Ever thought that it would be great if your Nikon D40/D90 could meter with an old AI lens?
So far this was only possible using a D200/300 or better. But with the programmable Russian Dandelion chip every Nikon DSLR body will be able to meter with these old lenses.
This is what you’ll need:
These are the instructions for the 2/28 AI-S. While most Nikkors are almost identical, others might differ slightly. I advise you to take a picture before every step you take, this might be a big help when you put things back together…
Remove the three black screws that are marked with a red circle in the image.
If there are no black screws on top, you’ll find three silver screws on the side of the bayonet, holding the black ring. Actually, you’ll find four screws. Three will be identical in size and form and one will be different. The three that are the same are sunk in the bayonet and you need to remove them to get the black ring loose. The fourth screw is smaller and is not sunk in the bayonet. Don’t remove this one, as it holds a spring to pull back the aperture inside the bayonet.
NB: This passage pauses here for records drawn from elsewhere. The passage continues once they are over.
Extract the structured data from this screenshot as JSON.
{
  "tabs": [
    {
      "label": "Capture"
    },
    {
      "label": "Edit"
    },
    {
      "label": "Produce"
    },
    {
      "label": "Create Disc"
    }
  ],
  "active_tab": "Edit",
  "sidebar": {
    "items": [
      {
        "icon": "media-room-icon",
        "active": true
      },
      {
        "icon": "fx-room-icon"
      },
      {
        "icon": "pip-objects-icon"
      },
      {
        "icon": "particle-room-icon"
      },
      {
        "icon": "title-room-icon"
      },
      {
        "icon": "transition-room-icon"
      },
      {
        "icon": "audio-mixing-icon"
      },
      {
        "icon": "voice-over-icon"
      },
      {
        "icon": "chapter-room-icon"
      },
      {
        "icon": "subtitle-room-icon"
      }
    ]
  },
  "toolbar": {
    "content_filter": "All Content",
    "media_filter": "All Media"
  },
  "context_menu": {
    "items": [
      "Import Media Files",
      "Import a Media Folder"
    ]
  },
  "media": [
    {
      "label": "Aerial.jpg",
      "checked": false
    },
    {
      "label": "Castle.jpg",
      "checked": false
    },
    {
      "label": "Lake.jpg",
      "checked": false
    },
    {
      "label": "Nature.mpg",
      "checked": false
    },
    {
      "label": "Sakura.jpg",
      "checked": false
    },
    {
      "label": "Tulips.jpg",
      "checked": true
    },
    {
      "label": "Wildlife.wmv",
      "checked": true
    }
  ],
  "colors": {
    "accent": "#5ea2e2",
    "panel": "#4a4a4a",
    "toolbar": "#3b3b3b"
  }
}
Remove the black ring and the three screws that hold the bayonet.
Remove the bayonet, and place the lens cap on the lens for protection.
File as much off the the black ring as you need in order to properly place the chip on it. To get an idea where you need to file, have a quick look at the picture of step six.
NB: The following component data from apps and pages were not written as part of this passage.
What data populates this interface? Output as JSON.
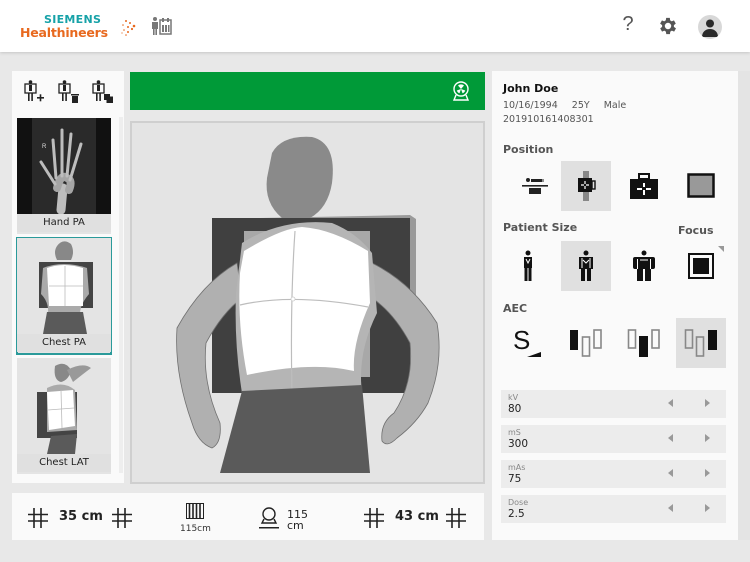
{
  "header": {
    "brand_top": "SIEMENS",
    "brand_bottom": "Healthineers",
    "exam_icon": "patient-exam-icon",
    "help_label": "?",
    "settings_icon": "gear-icon",
    "user_icon": "user-avatar-icon"
  },
  "sidebar": {
    "tools": [
      {
        "icon": "add-exam-icon"
      },
      {
        "icon": "delete-exam-icon"
      },
      {
        "icon": "copy-exam-icon"
      }
    ],
    "thumbnails": [
      {
        "label": "Hand PA",
        "selected": false
      },
      {
        "label": "Chest PA",
        "selected": true
      },
      {
        "label": "Chest LAT",
        "selected": false
      }
    ],
    "hand_marker": "R"
  },
  "status": {
    "color": "#009a38",
    "icon": "radiation-tube-icon"
  },
  "bottom_bar": {
    "width_value": "35 cm",
    "grid_label": "115cm",
    "sid_value": "115",
    "sid_unit": "cm",
    "height_value": "43 cm"
  },
  "patient": {
    "name": "John Doe",
    "dob": "10/16/1994",
    "age": "25Y",
    "sex": "Male",
    "id": "201910161408301"
  },
  "sections": {
    "position": "Position",
    "patient_size": "Patient Size",
    "focus": "Focus",
    "aec": "AEC"
  },
  "position_options": [
    {
      "icon": "table-position-icon",
      "selected": false
    },
    {
      "icon": "wall-stand-position-icon",
      "selected": true
    },
    {
      "icon": "portable-detector-icon",
      "selected": false
    },
    {
      "icon": "free-detector-icon",
      "selected": false
    }
  ],
  "size_options": [
    {
      "icon": "patient-small-icon",
      "selected": false
    },
    {
      "icon": "patient-medium-icon",
      "selected": true
    },
    {
      "icon": "patient-large-icon",
      "selected": false
    }
  ],
  "focus_option": {
    "icon": "large-focus-icon"
  },
  "aec_options": [
    {
      "icon": "aec-sensitivity-icon",
      "label": "S",
      "selected": false
    },
    {
      "icon": "aec-left-chamber-icon",
      "selected": false
    },
    {
      "icon": "aec-center-chamber-icon",
      "selected": false
    },
    {
      "icon": "aec-right-chamber-icon",
      "selected": true
    }
  ],
  "parameters": [
    {
      "label": "kV",
      "value": "80"
    },
    {
      "label": "mS",
      "value": "300"
    },
    {
      "label": "mAs",
      "value": "75"
    },
    {
      "label": "Dose",
      "value": "2.5"
    }
  ]
}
With some lenses you will need to file a lot. A metal saw might become very handy…
Put the black ring with all the screws back on the silver bayonet. Place the white caliper on the bayonet, the yellow dot needs to be over gap.
Now you need to glue the chip to the lens. The blue part of the caliper is where the chip goes. It’s not symmetric, and the right side of it will be the side of the chip with only one pin.
If you slightly misplace the caliper, that the flap in the upper red circle is a bit closer to the center than it should be, you’ll have enough space to place the chip between the caliper and the lens. Once you put the chip with glue on it in place, push the caliper in its intended position, centered on the bayonet, in order to make sure that the chip is in the right place.
Let the glue dry before you proceed.
Put the bayonet with the black ring and the chip back on the lens.
The “U” on the bayonet needs to be placed over the silver pin in the lens.
Don’t forget the screws that hold the bayonet…
This is what it looks like when it’s done:
Now the only thing left is to program the chip. Instructions can be found here.
It proved to be useful to turn off the image review and extend the Auto off timer for the menu.
You’ll need to close the aperture of the lens (f/16 or 22) to work properly in A, M and S mode. Once you’ve done this, the aperture is controlled by the camera, and there is no need to change anything on the lens any more.
Hope this is helpful. If you have any questions, don’t hesitate to ask them in the comments.
P.S.: Here is a quick test shot. The picture was taken with a D40, Nikkor 2/28 AI-S and the built-in flash. The camera was used in A-mode, while the flash was set to TTL: